Pickle and Peanut might not actually be their respective foods. “They’re simple boys, and simple shapes,” Trussell said. “They see themselves as different from everybody else,” added Jones. The characters are in that post-high school and pre-college phase where most kids don’t have a lot figured out. Their small town home makes them “rely on each other” for courage, strength, and entertainment, of course.
Sometimes, that means they’ll have a massive fantasy adventure, and sometimes, they’ll just be trying to jump a ramp with a bike.
“We don’t want to be limited in the kinds of stories we tell. We’ll have an episode where they’re communicating with ghost girls from other dimensions,” Jones said, “Then we’ll have one where Pickle just wants to learn how to swim.”
One of the stranger aspects when you first watch the show are the lines by “Mr. Whispers.” These come in alongside or in place of sound effects, or to underline moments in the show that the creators think are funny.
“When we first did our storyboard, we were just being stupid, and if we felt like something didn’t read in our drawings, we would reinforce it. ‘This is supposed to be a frame of action here,’ so we would show the frame and say ‘Action, Action, Action, Action!’” Trussell told ComicBook.com. “It always got a laugh, so we built on that and it evolved into what it is in the show, letting you know how you’re supposed to feel.” The pair fell apart into laughter trying to explain it (Joel Trussell is also credited in the show as Mr. Whispers), with Jones finally resulting to, “It’s because we’re not really good at our jobs” in between laughs.

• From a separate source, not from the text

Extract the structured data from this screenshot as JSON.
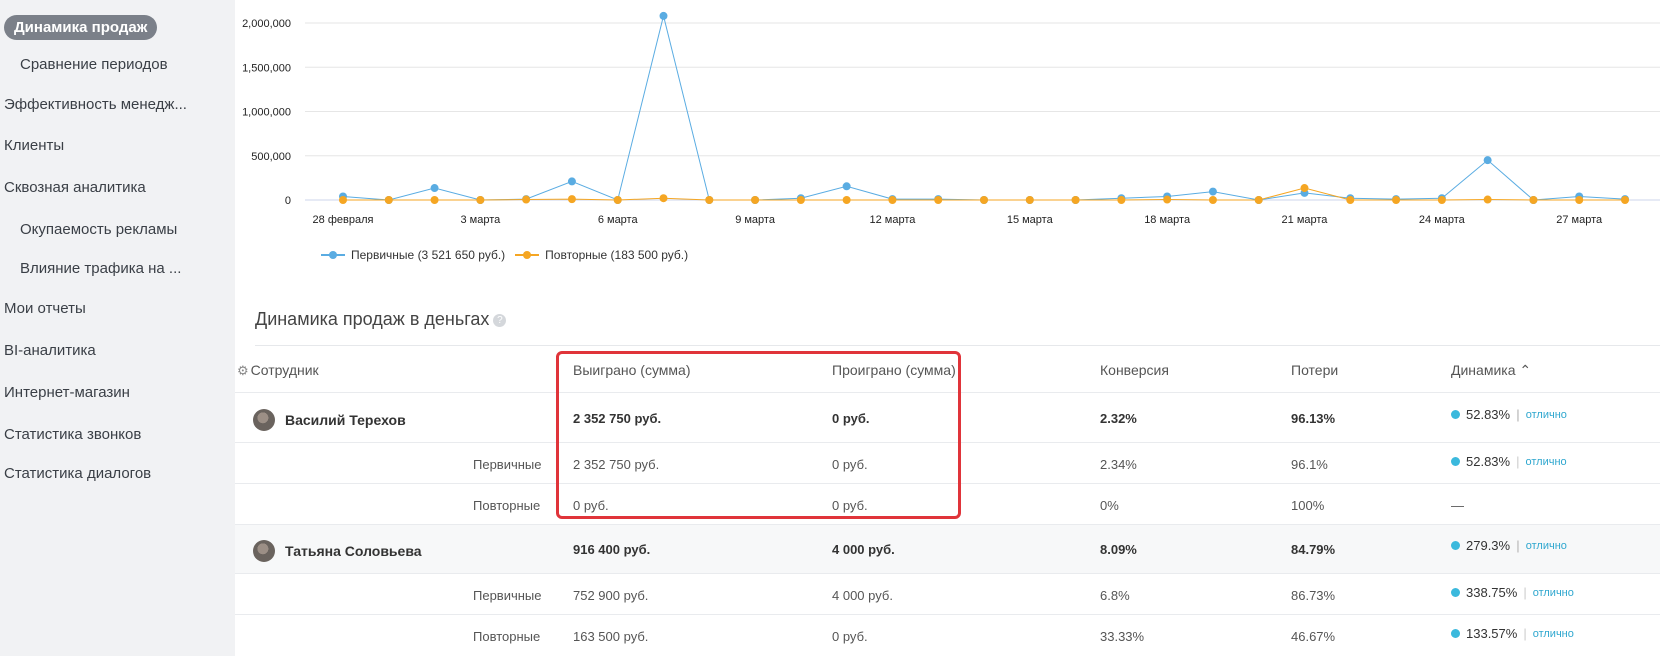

Alongside Mr. Whispers, the slightly off-putting live action moments in the show are just about “keeping things unexpected,” Jones said. “We like it seeming a little lo-fi and scrappy. It’s the idea that Pickle and Peanut have a hand in everything,” Jones said. “It’s like when we’d make home movies as a kid,” Trussell added. That results in random little clips of live action that include masks and puppets and whatever else they find lying around. “For 20 bucks, how can we make this work?” is what Jones asks their live action director. “A month later you’re dumping shaving cream on someone’s face, and it’s magic. It’s Disney magic!”
“There’s a lot of stuff I can’t wait for people to see because it’s surprising and weirdo,” Jones teased. “Some of the live action stuff will leave people scratching their heads and laughing,” he promised.0comments

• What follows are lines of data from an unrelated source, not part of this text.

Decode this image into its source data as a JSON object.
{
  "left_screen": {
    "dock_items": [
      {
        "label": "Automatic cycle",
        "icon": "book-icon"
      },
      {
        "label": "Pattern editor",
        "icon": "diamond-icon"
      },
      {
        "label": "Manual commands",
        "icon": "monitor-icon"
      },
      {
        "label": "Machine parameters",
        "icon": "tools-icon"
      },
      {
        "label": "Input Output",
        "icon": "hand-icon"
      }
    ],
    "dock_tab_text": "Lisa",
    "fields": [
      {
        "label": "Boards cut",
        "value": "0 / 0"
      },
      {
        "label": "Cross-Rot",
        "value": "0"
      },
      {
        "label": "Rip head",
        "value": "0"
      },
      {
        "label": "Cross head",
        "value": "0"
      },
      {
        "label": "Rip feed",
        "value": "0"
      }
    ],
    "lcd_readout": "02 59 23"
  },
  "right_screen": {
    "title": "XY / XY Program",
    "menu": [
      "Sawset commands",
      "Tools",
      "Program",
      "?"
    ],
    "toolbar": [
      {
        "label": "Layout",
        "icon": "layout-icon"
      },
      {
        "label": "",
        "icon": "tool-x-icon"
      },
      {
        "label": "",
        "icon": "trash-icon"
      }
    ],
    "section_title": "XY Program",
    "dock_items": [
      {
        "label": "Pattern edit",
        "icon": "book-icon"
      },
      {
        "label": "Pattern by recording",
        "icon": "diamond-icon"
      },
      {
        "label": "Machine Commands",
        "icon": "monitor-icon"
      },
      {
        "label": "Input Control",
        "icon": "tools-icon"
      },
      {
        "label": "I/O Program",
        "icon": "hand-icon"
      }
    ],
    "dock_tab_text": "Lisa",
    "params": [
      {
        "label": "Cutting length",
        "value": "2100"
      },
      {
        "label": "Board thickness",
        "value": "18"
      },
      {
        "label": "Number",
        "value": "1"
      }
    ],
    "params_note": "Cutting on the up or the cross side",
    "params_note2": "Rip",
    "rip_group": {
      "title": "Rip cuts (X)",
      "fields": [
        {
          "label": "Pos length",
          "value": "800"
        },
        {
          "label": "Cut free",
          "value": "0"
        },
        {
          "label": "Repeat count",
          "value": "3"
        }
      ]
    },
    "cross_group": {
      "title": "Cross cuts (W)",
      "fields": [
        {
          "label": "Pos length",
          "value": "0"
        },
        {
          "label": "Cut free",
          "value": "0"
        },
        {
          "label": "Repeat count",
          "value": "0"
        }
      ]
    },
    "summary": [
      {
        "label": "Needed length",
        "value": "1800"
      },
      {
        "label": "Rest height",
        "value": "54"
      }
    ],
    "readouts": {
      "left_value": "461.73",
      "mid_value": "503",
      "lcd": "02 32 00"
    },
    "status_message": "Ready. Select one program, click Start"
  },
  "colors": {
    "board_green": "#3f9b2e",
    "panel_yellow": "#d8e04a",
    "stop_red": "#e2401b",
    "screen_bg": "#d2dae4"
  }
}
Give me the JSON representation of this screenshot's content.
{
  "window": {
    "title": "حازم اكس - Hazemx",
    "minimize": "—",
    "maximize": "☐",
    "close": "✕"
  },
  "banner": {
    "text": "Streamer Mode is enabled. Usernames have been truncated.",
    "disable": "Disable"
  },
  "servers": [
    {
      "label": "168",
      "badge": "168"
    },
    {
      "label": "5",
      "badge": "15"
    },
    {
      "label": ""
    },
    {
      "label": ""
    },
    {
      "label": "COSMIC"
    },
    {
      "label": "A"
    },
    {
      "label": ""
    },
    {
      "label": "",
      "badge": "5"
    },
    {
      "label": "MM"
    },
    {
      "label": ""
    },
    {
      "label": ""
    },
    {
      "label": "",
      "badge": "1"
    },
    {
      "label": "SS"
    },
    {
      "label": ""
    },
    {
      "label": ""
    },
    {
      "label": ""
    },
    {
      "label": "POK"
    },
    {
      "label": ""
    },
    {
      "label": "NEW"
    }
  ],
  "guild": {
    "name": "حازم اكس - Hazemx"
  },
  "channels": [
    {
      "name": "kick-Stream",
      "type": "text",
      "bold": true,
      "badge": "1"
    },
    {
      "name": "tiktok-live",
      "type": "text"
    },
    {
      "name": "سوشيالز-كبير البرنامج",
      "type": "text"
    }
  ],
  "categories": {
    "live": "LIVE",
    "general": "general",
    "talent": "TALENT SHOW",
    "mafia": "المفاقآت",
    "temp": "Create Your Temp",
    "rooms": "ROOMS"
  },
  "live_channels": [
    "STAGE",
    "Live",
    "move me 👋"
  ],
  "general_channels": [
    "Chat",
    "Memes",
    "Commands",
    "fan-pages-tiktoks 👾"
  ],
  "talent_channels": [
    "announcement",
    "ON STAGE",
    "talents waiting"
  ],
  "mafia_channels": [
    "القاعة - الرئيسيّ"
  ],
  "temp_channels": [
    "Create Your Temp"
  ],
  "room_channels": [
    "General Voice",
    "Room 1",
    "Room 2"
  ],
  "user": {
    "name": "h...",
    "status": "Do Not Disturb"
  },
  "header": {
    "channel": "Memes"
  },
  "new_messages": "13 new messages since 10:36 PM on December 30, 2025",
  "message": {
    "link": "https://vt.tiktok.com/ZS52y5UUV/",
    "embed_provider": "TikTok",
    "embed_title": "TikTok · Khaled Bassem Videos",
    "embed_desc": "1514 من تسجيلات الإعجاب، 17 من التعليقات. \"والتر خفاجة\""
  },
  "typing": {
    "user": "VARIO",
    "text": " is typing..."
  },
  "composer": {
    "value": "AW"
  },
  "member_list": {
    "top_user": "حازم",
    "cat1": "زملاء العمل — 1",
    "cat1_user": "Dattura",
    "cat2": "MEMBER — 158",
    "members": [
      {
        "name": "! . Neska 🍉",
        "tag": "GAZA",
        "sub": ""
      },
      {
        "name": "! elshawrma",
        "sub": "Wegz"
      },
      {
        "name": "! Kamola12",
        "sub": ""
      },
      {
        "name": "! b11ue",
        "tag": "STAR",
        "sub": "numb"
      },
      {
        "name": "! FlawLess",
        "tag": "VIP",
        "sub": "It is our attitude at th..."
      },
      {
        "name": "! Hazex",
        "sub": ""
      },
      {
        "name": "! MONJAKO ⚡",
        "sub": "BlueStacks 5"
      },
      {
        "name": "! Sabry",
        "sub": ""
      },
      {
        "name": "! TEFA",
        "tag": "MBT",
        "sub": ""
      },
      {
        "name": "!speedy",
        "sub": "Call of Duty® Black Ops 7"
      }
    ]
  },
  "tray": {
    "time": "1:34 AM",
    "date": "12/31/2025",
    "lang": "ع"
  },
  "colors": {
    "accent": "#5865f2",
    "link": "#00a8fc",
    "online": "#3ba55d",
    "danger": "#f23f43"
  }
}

“We’re sweet boys. Make sure you write that!” Jones concluded. “Yeah, we’ve got some surprises,” Trussell said.
Pickle and Peanut airs Mondays at 9 pm ET/PT on Disney XD!